Why OEMs keep joining the race for MROs: Dassault acquires ExecuJet

An aerial picture of an ExecuJet private terminal with business jets in Cape Town, South Africa.

Dassault’s acquisition of Luxaviation subsidiary, ExecuJet — on Monday this week — comes as the most recent in a trail of business manoeuvres being made by aircraft manufacturers today. Typically, OEMs (original equipment manufacturers) have delivered aircraft. And despite always having a close relationship with MRO (maintenance, repair and overhaul) companies — either through authorised service centre agreements or equity investments — acquiring maintenance facilities has never looked more lucrative.

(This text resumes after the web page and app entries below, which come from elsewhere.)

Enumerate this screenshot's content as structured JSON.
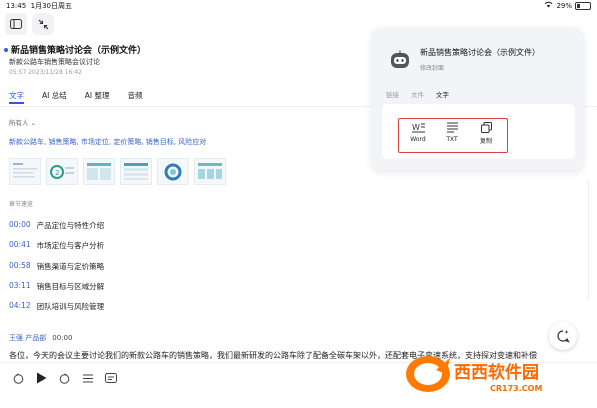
{
  "status": {
    "time": "13:45",
    "date": "1月30日周五",
    "battery": "29%"
  },
  "doc": {
    "title": "新品销售策略讨论会（示例文件）",
    "subtitle": "新款公路车销售策略会议讨论",
    "meta": "05:57  2023/11/28 16:42"
  },
  "tabs": [
    "文字",
    "AI 总结",
    "AI 整理",
    "音频"
  ],
  "speaker_filter": "所有人",
  "keywords": "新款公路车, 销售策略, 市场定位, 定价策略, 销售目标, 风险应对",
  "chapters_title": "章节速览",
  "chapters": [
    {
      "time": "00:00",
      "label": "产品定位与特性介绍"
    },
    {
      "time": "00:41",
      "label": "市场定位与客户分析"
    },
    {
      "time": "00:58",
      "label": "销售渠道与定价策略"
    },
    {
      "time": "03:11",
      "label": "销售目标与区域分解"
    },
    {
      "time": "04:12",
      "label": "团队培训与风险管理"
    }
  ],
  "speaker": {
    "name": "王强 产品部",
    "time": "00:00"
  },
  "transcript": "各位，今天的会议主要讨论我们的新款公路车的销售策略，我们最新研发的公路车除了配备全碳车架以外，还配套电子变速系统，支持探对变速和补偿",
  "panel": {
    "title": "新品销售策略讨论会（示例文件）",
    "subtitle": "修改封面",
    "tabs": [
      "链接",
      "文件",
      "文字"
    ],
    "exports": [
      {
        "label": "Word",
        "icon": "word-icon"
      },
      {
        "label": "TXT",
        "icon": "txt-icon"
      },
      {
        "label": "复制",
        "icon": "copy-icon"
      }
    ]
  },
  "watermark": {
    "text": "西西软件园",
    "url": "CR173.COM"
  },
  "colors": {
    "accent": "#2b5bd7",
    "highlight": "#e33d3d"
  }
}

Dassault currently has five company-owned service centres: two in Europe and three in the USA. However, this is the first time it has made an acquisition outside its core business. The absorption of ExecuJet enables the French OEM to broaden its reach to an additional 15 bases around the world — opening up the Asia-Pacific region, Oceania, the Middle East and Africa.

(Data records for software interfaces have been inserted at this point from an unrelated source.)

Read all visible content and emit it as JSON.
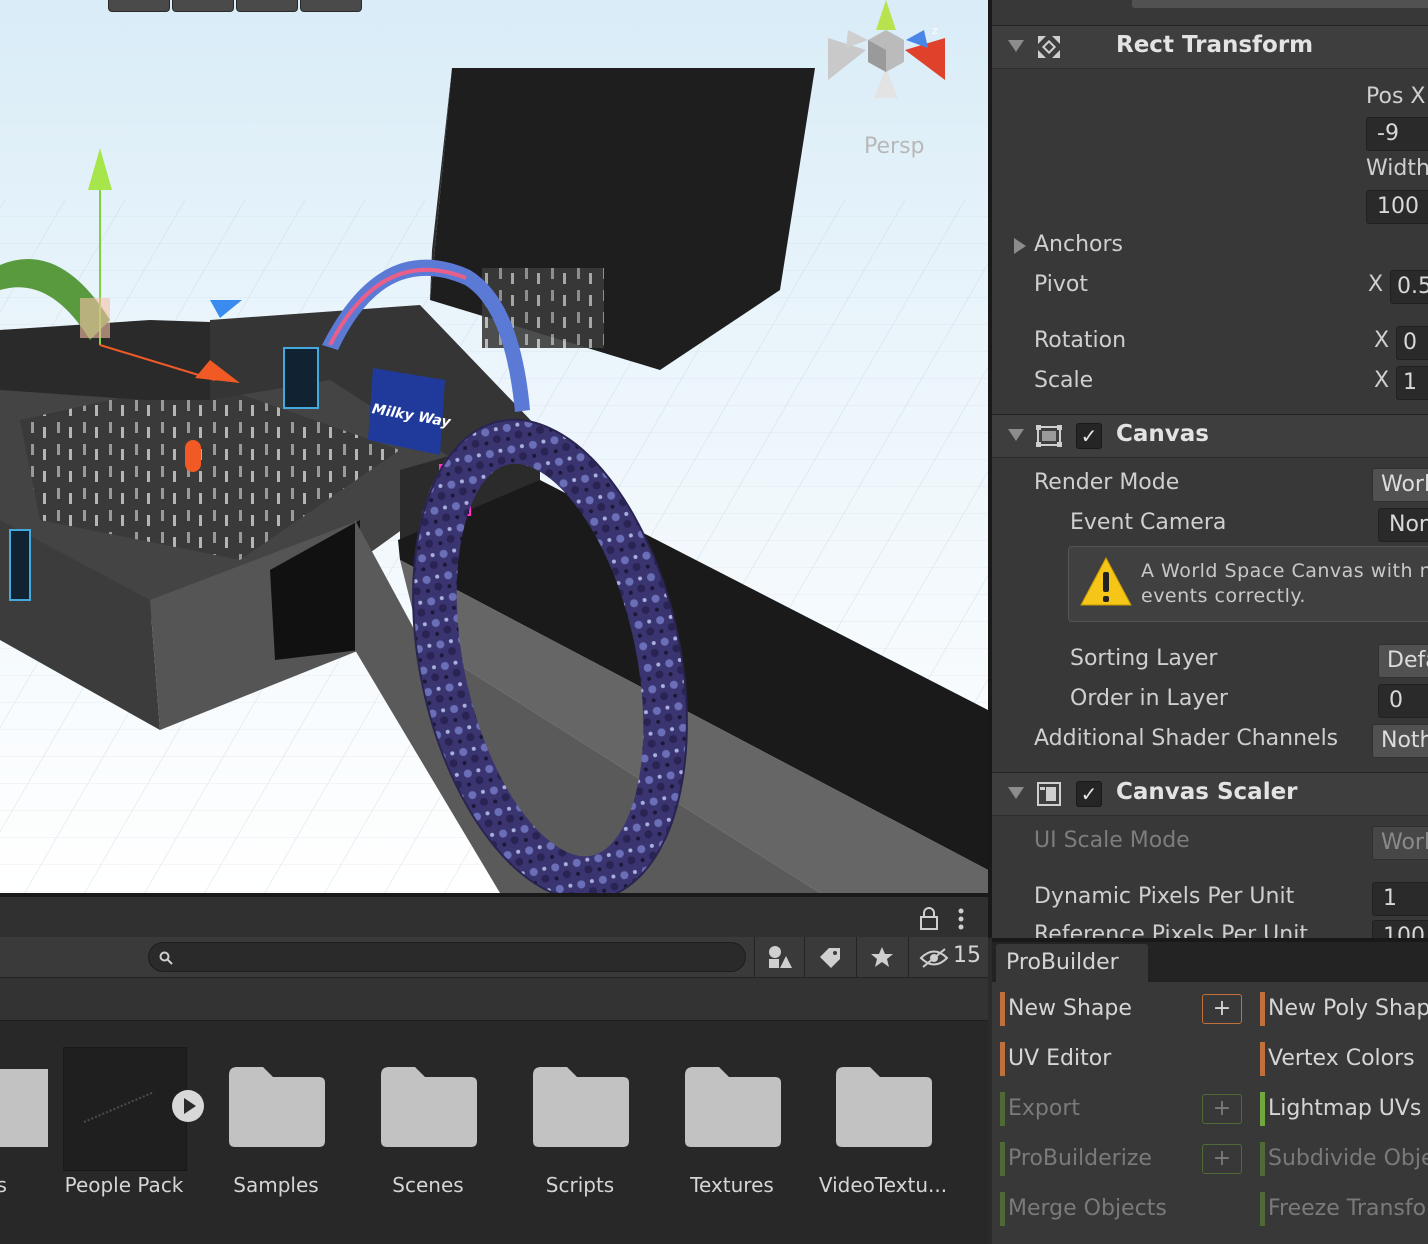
{
  "scene": {
    "projection_label": "Persp"
  },
  "inspector": {
    "rect_transform": {
      "title": "Rect Transform",
      "pos_x_label": "Pos X",
      "pos_x_value": "-9",
      "width_label": "Width",
      "width_value": "100",
      "anchors_label": "Anchors",
      "pivot_label": "Pivot",
      "pivot_x_label": "X",
      "pivot_x_value": "0.5",
      "rotation_label": "Rotation",
      "rotation_x_label": "X",
      "rotation_x_value": "0",
      "scale_label": "Scale",
      "scale_x_label": "X",
      "scale_x_value": "1"
    },
    "canvas": {
      "title": "Canvas",
      "render_mode_label": "Render Mode",
      "render_mode_value": "Worl",
      "event_camera_label": "Event Camera",
      "event_camera_value": "Non",
      "warning_text": "A World Space Canvas with no\nevents correctly.",
      "sorting_layer_label": "Sorting Layer",
      "sorting_layer_value": "Defa",
      "order_in_layer_label": "Order in Layer",
      "order_in_layer_value": "0",
      "shader_channels_label": "Additional Shader Channels",
      "shader_channels_value": "Noth"
    },
    "canvas_scaler": {
      "title": "Canvas Scaler",
      "ui_scale_mode_label": "UI Scale Mode",
      "ui_scale_mode_value": "Worl",
      "dynamic_ppu_label": "Dynamic Pixels Per Unit",
      "dynamic_ppu_value": "1",
      "reference_ppu_label": "Reference Pixels Per Unit",
      "reference_ppu_value": "100"
    }
  },
  "project": {
    "hidden_count": "15",
    "items": [
      {
        "label": "ls",
        "kind": "folder-partial"
      },
      {
        "label": "People Pack",
        "kind": "prefab"
      },
      {
        "label": "Samples",
        "kind": "folder"
      },
      {
        "label": "Scenes",
        "kind": "folder"
      },
      {
        "label": "Scripts",
        "kind": "folder"
      },
      {
        "label": "Textures",
        "kind": "folder"
      },
      {
        "label": "VideoTextu...",
        "kind": "folder"
      }
    ]
  },
  "probuilder": {
    "tab_label": "ProBuilder",
    "left_buttons": [
      {
        "label": "New Shape",
        "enabled": true,
        "color": "#c0703a",
        "has_options": true
      },
      {
        "label": "UV Editor",
        "enabled": true,
        "color": "#c0703a",
        "has_options": false
      },
      {
        "label": "Export",
        "enabled": false,
        "color": "#4f6a34",
        "has_options": true
      },
      {
        "label": "ProBuilderize",
        "enabled": false,
        "color": "#4f6a34",
        "has_options": true
      },
      {
        "label": "Merge Objects",
        "enabled": false,
        "color": "#4f6a34",
        "has_options": false
      }
    ],
    "right_buttons": [
      {
        "label": "New Poly Shape",
        "enabled": true,
        "color": "#c0703a"
      },
      {
        "label": "Vertex Colors",
        "enabled": true,
        "color": "#c0703a"
      },
      {
        "label": "Lightmap UVs",
        "enabled": true,
        "color": "#6fa83e"
      },
      {
        "label": "Subdivide Objects",
        "enabled": false,
        "color": "#4f6a34"
      },
      {
        "label": "Freeze Transform",
        "enabled": false,
        "color": "#4f6a34"
      }
    ]
  },
  "colors": {
    "panel_bg": "#383838",
    "scene_sky": "#ffffff",
    "accent_orange": "#c0703a",
    "accent_green": "#6fa83e",
    "warning_yellow": "#f5c518"
  }
}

And Dassault is not the first to move in this direction. The business aviation industry is now placing more premium on maintenance of aircraft. Jean Kayanakis, newly appointed senior vice president, Worldwide Falcon Customer Service at Dassault, said: “The first time we saw OEMs moving toward the MRO business would have been three years ago. It was Gulfstream.”

He says that Gulfstream’s North American base helped it establish service centres and expand its reach. The company was also at an advantage thanks to its sister company Jet Aviation, one of the world’s largest operator chains, which currently runs 28 facilities.

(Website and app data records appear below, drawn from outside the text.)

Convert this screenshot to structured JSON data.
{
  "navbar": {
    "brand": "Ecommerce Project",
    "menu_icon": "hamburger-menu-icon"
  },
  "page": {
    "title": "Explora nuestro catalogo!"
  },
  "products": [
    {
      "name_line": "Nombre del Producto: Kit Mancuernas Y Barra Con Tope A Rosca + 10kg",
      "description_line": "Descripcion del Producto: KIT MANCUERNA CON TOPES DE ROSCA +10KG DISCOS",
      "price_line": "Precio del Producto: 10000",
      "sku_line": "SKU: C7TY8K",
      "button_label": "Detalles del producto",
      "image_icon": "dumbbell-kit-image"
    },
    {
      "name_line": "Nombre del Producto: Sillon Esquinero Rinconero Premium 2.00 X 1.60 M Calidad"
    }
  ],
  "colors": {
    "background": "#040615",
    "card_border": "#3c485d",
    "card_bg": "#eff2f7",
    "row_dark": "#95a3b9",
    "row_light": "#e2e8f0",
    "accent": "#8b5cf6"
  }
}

Kayanakis says Dassault used to rely on third parties to service its planes in inaccessible locations. However, the lure of better control of customer service seemed too good to pass up.
And, typically, this has been a strong reason for diversification amongst manufacturers before.

More-personalised service leads to a more-loyal customer base — after all, 70% of business jets are bought by existing owners — as well as the obvious higher revenues involved for manufacturers.

As JETNET iQ president, Rolland Vincent, put it: “In the relentless search for product and service differentiation, there is much to be said for having a wide network of facilities and capabilities to capture maintenance service and parts sales, which can be more profitable from a margin percentage than actually building and selling the aircraft.”

He says it is not uncommon for OEMs’ interest in MROs and aftermarket services to increase in periods of declining to flat production. This is because of the fairly predictable streams of revenues that deliver steady earnings.

In fact, OEMs are increasingly willing to boost investments in this sector to lock in this stability.

While Kayanakis was unable to disclose the cost of the ExecuJet deal, other MRO deals have been known to go for as much as $5 billion — as in the case of The Carlyle Group-StandardAero deal.

Bombardier announced in 2018, that it would spend $80 million on a new 300,000 square feet facility in Miami-Opa Locka Executive Airport. This was in addition to the expansion of its Wichita, Tucson and Singapore facilities; not to mention its upcoming centres in London and Tianjin.

It is encouraging customers to “bring their jet home,” with the eventual goal of looking after as many of its jets as possible. As of 2015, the company estimated that 28% of its 4,700-strong fleet was coming into Bombardier’s own maintenance facilities.

The company aims to service one in two of its aircraft by 2020. David Coleal, CEO of Bombardier, said: “In order to bring our jets back home, we have to increase capacity, capability and ensure that we’re taking care of our customers, no matter where they are around the world.”

In the past two years Bombardier has itself added seven line stations and 30 mobile response trucks. The Canadian manufacturer is also looking into changing the way its maintenance hangars are designed and has already upgraded the customer service areas to provide a better overall experience for customers.

Coleal added: “We have great partners in the service sector who are aligned with us. They will never go away. But we’re going to make sure that we’re taking care of as many customers as we can, in as many locations as we can.”

This trend has begun to spur on what is already a cut-throat market, with OEMs and aviation services alike vying for extended outreach. Last May, Jet Aviation completed a $250 million acquisition of fellow business aviation services provider Hawker Pacific, in a strategic move to provide global coverage for its customers. What is less known, however, is that Jet Aviation bested Dassault in a classic auction sniping to win Hawker’s Australian and Middle Eastern facilities.

Vincent said: “Dassault is following in Jet Aviation’s footsteps by acquiring a worldwide MRO network that gives it an even broader global reach.”

The growth of the industry is showing steady signs of expansion outside the traditional Western market. This ensures an increasing need for OEM presence on the ground in distant areas. Vincent also added: “With projections that average aircraft utilization rates will grow in line with stronger demand for charter in the emerging “shared economy”, the demand for MRO and aftermarket services is expected to increase in parallel.”

The move is as strategic for Luxaviation as it is for Dassault. Patrick Hansen, chief executive of Luxaviation Group, said: “We also wanted to make sure that any buyer was a long-term buyer who would grow the business and live up to our responsibility to employees.”

Hansen says that Luxaviation plans to use the cash for more acquisitions. “The sale reshapes Luxaviation very much,” says Hansen. “Maintenance was always a slightly special business compared to the other parts of the group and the sale makes Luxaviation easier to understand both for investors and for customers,” says Hansen. “We can now focus on growing our FBOs, charter and management.”